• **What is being asked**: Please copy each line of the records below that holds the word "selected".

Data items
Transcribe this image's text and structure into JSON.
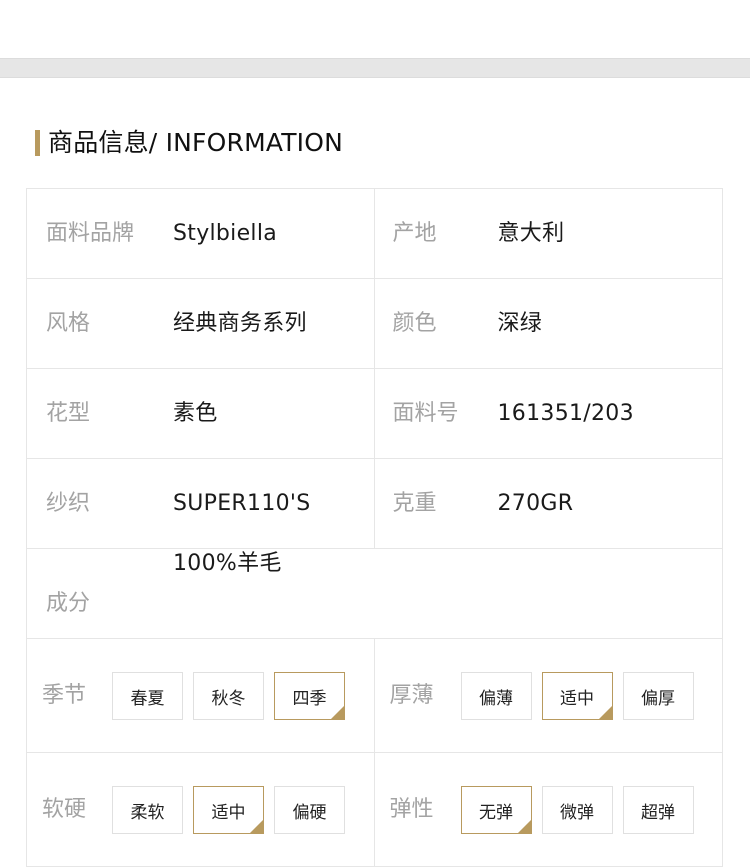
{
  "section": {
    "title": "商品信息/ INFORMATION"
  },
  "info_rows": [
    {
      "left_label": "面料品牌",
      "left_value": "Stylbiella",
      "right_label": "产地",
      "right_value": "意大利"
    },
    {
      "left_label": "风格",
      "left_value": "经典商务系列",
      "right_label": "颜色",
      "right_value": "深绿"
    },
    {
      "left_label": "花型",
      "left_value": "素色",
      "right_label": "面料号",
      "right_value": "161351/203"
    },
    {
      "left_label": "纱织",
      "left_value": "SUPER110'S",
      "right_label": "克重",
      "right_value": "270GR"
    }
  ],
  "composition": {
    "label": "成分",
    "value": "100%羊毛"
  },
  "attributes": {
    "season": {
      "label": "季节",
      "options": [
        "春夏",
        "秋冬",
        "四季"
      ],
      "selected": "四季"
    },
    "thickness": {
      "label": "厚薄",
      "options": [
        "偏薄",
        "适中",
        "偏厚"
      ],
      "selected": "适中"
    },
    "softness": {
      "label": "软硬",
      "options": [
        "柔软",
        "适中",
        "偏硬"
      ],
      "selected": "适中"
    },
    "elasticity": {
      "label": "弹性",
      "options": [
        "无弹",
        "微弹",
        "超弹"
      ],
      "selected": "无弹"
    }
  },
  "colors": {
    "accent": "#b89a5e",
    "border": "#e6e6e6",
    "label": "#a3a3a3",
    "band": "#e6e6e6"
  }
}
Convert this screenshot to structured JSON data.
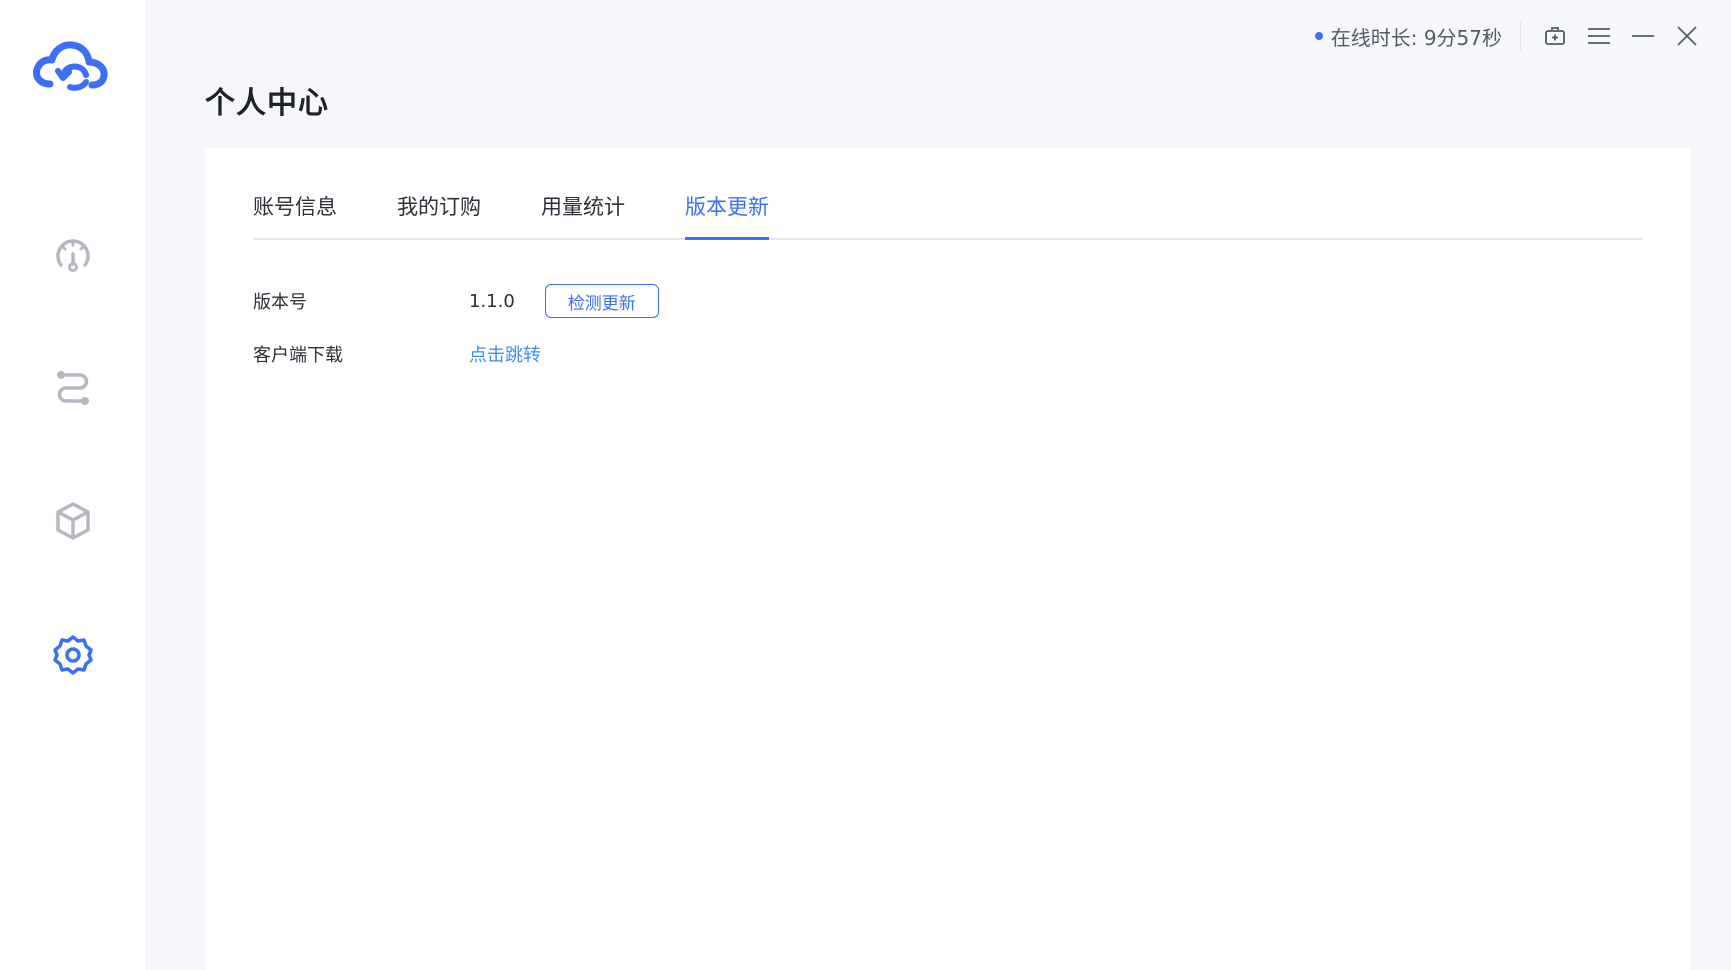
{
  "titlebar": {
    "online_text": "在线时长: 9分57秒",
    "icons": [
      "toolbox-icon",
      "menu-icon",
      "minimize-icon",
      "close-icon"
    ]
  },
  "sidebar": {
    "logo": "cloud-sync-logo",
    "items": [
      {
        "icon": "dashboard-gauge-icon",
        "active": false
      },
      {
        "icon": "route-icon",
        "active": false
      },
      {
        "icon": "cube-icon",
        "active": false
      },
      {
        "icon": "gear-icon",
        "active": true
      }
    ]
  },
  "page": {
    "title": "个人中心"
  },
  "tabs": [
    {
      "label": "账号信息",
      "active": false
    },
    {
      "label": "我的订购",
      "active": false
    },
    {
      "label": "用量统计",
      "active": false
    },
    {
      "label": "版本更新",
      "active": true
    }
  ],
  "version_section": {
    "version_label": "版本号",
    "version_value": "1.1.0",
    "check_update_button": "检测更新",
    "client_download_label": "客户端下载",
    "client_download_link": "点击跳转"
  },
  "colors": {
    "accent": "#3b6ff5",
    "icon_inactive": "#b4b8c2",
    "background": "#f6f7fb"
  }
}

• **Result of this task**:
      "selected": "四季"
      "selected": "适中"
      "selected": "适中"
      "selected": "无弹"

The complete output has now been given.